“I spy with my little eye something beginning with A…” Even the very youngest art lovers can spy out the apple in Magritte’s Son of Man through the zigzags in de Geest’s Portrait of a Child. Interact with twenty-six of the world’s greatest paintings in this educational, entertaining, and beautiful pairing of a classic game with timeless art.

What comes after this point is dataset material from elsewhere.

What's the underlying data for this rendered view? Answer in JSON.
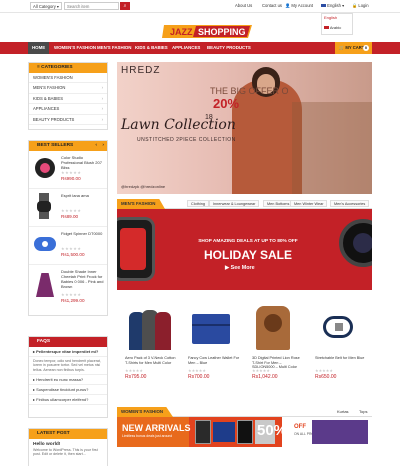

The perfect art book for small children is one that opens their eyes and makes them want to keep looking. I Spy, surely the most cultured alphabet book around, is just right. Parents can leave it out on a table and let it work its magic silently. Its cover picture–René Magritte’s Son of Man, a painting of a man in a Homburg and overcoat who inexplicably has a green apple where his face ought to be–has just the right touch of whimsy to grab a toddler’s attention, but older children (up to about age 80) should love it, too. Inside, there are 26 paintings: large, clear, colorful, and one to a page. Across from each plate is an alphabet letter, shown both capitalized and lowercase, and the words, “I spy with my little eye something beginning with…” The Magritte starts off the alphabet (A is for apple, of course), and then Henri Rousseau’s Football Players keeps the ball rolling, so to speak. Lucy Micklethwait includes wonderful selections of pictures children can dream about, including an Indian painting, Workmen Building the Palace of Fatehpur Sikri (E for elephant), Goya’s incomparable Don Manuel Osorio Manrique de Zuniga (M for magpie), and Miró’s Woman and Bird in the Moonlight (S for star). Click to see the spread with Marc Chagall’s The Bride and Groom of the Eiffel Tower (V for violin). Compilation and text © 1992 by Lucy Micklethwait. Permission by Greenwillow Books. (Preschool and older) –Peggy Moorman